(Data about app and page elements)

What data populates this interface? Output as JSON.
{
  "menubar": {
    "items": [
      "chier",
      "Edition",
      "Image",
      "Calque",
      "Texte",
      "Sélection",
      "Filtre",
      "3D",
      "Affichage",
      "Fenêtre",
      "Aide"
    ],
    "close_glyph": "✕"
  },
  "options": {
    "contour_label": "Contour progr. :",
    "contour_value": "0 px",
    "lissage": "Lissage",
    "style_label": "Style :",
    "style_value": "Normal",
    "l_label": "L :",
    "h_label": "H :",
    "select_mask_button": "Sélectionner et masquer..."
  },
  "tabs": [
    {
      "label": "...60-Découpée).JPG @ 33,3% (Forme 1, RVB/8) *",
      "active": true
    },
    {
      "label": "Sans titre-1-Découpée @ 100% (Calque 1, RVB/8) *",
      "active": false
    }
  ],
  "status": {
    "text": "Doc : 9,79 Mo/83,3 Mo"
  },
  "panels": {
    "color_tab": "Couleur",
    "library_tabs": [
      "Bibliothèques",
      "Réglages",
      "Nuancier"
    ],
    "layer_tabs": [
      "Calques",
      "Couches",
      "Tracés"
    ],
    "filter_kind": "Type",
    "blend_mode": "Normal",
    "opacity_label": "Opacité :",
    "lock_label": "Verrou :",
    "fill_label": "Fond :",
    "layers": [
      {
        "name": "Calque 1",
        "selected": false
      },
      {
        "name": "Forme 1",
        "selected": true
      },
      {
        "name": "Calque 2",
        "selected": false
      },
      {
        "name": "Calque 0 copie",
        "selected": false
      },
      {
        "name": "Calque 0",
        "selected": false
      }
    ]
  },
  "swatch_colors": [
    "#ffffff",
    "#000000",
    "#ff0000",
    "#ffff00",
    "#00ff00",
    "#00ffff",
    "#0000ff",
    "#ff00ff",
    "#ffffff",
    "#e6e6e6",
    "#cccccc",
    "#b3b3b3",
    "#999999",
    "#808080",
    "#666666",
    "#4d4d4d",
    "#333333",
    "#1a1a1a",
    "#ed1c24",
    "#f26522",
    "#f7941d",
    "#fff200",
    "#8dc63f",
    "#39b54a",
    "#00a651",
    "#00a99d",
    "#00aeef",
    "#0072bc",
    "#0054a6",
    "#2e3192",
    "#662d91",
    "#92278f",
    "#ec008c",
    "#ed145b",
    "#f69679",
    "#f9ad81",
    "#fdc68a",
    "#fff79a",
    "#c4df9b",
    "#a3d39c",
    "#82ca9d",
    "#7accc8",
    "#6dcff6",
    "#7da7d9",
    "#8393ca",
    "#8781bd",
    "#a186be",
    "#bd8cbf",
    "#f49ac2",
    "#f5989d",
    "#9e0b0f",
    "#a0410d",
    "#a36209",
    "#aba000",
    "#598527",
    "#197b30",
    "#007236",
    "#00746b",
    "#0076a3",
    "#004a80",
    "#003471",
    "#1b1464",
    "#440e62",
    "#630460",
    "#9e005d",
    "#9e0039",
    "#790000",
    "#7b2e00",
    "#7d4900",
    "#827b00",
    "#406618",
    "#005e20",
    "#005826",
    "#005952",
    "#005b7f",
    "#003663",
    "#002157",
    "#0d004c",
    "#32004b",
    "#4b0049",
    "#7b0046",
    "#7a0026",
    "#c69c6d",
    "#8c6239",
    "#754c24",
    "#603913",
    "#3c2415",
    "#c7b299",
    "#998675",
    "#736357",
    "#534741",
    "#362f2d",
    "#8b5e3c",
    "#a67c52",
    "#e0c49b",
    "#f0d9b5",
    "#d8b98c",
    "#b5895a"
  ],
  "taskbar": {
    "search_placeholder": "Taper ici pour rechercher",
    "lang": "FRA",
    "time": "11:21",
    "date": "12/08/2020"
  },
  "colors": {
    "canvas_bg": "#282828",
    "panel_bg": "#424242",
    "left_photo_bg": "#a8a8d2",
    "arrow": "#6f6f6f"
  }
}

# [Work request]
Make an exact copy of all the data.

# [Worked solution]
What data populates this interface? Output as JSON.
{
  "menubar": {
    "items": [
      "chier",
      "Edition",
      "Image",
      "Calque",
      "Texte",
      "Sélection",
      "Filtre",
      "3D",
      "Affichage",
      "Fenêtre",
      "Aide"
    ],
    "close_glyph": "✕"
  },
  "options": {
    "contour_label": "Contour progr. :",
    "contour_value": "0 px",
    "lissage": "Lissage",
    "style_label": "Style :",
    "style_value": "Normal",
    "l_label": "L :",
    "h_label": "H :",
    "select_mask_button": "Sélectionner et masquer..."
  },
  "tabs": [
    {
      "label": "...60-Découpée).JPG @ 33,3% (Forme 1, RVB/8) *",
      "active": true
    },
    {
      "label": "Sans titre-1-Découpée @ 100% (Calque 1, RVB/8) *",
      "active": false
    }
  ],
  "status": {
    "text": "Doc : 9,79 Mo/83,3 Mo"
  },
  "panels": {
    "color_tab": "Couleur",
    "library_tabs": [
      "Bibliothèques",
      "Réglages",
      "Nuancier"
    ],
    "layer_tabs": [
      "Calques",
      "Couches",
      "Tracés"
    ],
    "filter_kind": "Type",
    "blend_mode": "Normal",
    "opacity_label": "Opacité :",
    "lock_label": "Verrou :",
    "fill_label": "Fond :",
    "layers": [
      {
        "name": "Calque 1",
        "selected": false
      },
      {
        "name": "Forme 1",
        "selected": true
      },
      {
        "name": "Calque 2",
        "selected": false
      },
      {
        "name": "Calque 0 copie",
        "selected": false
      },
      {
        "name": "Calque 0",
        "selected": false
      }
    ]
  },
  "swatch_colors": [
    "#ffffff",
    "#000000",
    "#ff0000",
    "#ffff00",
    "#00ff00",
    "#00ffff",
    "#0000ff",
    "#ff00ff",
    "#ffffff",
    "#e6e6e6",
    "#cccccc",
    "#b3b3b3",
    "#999999",
    "#808080",
    "#666666",
    "#4d4d4d",
    "#333333",
    "#1a1a1a",
    "#ed1c24",
    "#f26522",
    "#f7941d",
    "#fff200",
    "#8dc63f",
    "#39b54a",
    "#00a651",
    "#00a99d",
    "#00aeef",
    "#0072bc",
    "#0054a6",
    "#2e3192",
    "#662d91",
    "#92278f",
    "#ec008c",
    "#ed145b",
    "#f69679",
    "#f9ad81",
    "#fdc68a",
    "#fff79a",
    "#c4df9b",
    "#a3d39c",
    "#82ca9d",
    "#7accc8",
    "#6dcff6",
    "#7da7d9",
    "#8393ca",
    "#8781bd",
    "#a186be",
    "#bd8cbf",
    "#f49ac2",
    "#f5989d",
    "#9e0b0f",
    "#a0410d",
    "#a36209",
    "#aba000",
    "#598527",
    "#197b30",
    "#007236",
    "#00746b",
    "#0076a3",
    "#004a80",
    "#003471",
    "#1b1464",
    "#440e62",
    "#630460",
    "#9e005d",
    "#9e0039",
    "#790000",
    "#7b2e00",
    "#7d4900",
    "#827b00",
    "#406618",
    "#005e20",
    "#005826",
    "#005952",
    "#005b7f",
    "#003663",
    "#002157",
    "#0d004c",
    "#32004b",
    "#4b0049",
    "#7b0046",
    "#7a0026",
    "#c69c6d",
    "#8c6239",
    "#754c24",
    "#603913",
    "#3c2415",
    "#c7b299",
    "#998675",
    "#736357",
    "#534741",
    "#362f2d",
    "#8b5e3c",
    "#a67c52",
    "#e0c49b",
    "#f0d9b5",
    "#d8b98c",
    "#b5895a"
  ],
  "taskbar": {
    "search_placeholder": "Taper ici pour rechercher",
    "lang": "FRA",
    "time": "11:21",
    "date": "12/08/2020"
  },
  "colors": {
    "canvas_bg": "#282828",
    "panel_bg": "#424242",
    "left_photo_bg": "#a8a8d2",
    "arrow": "#6f6f6f"
  }
}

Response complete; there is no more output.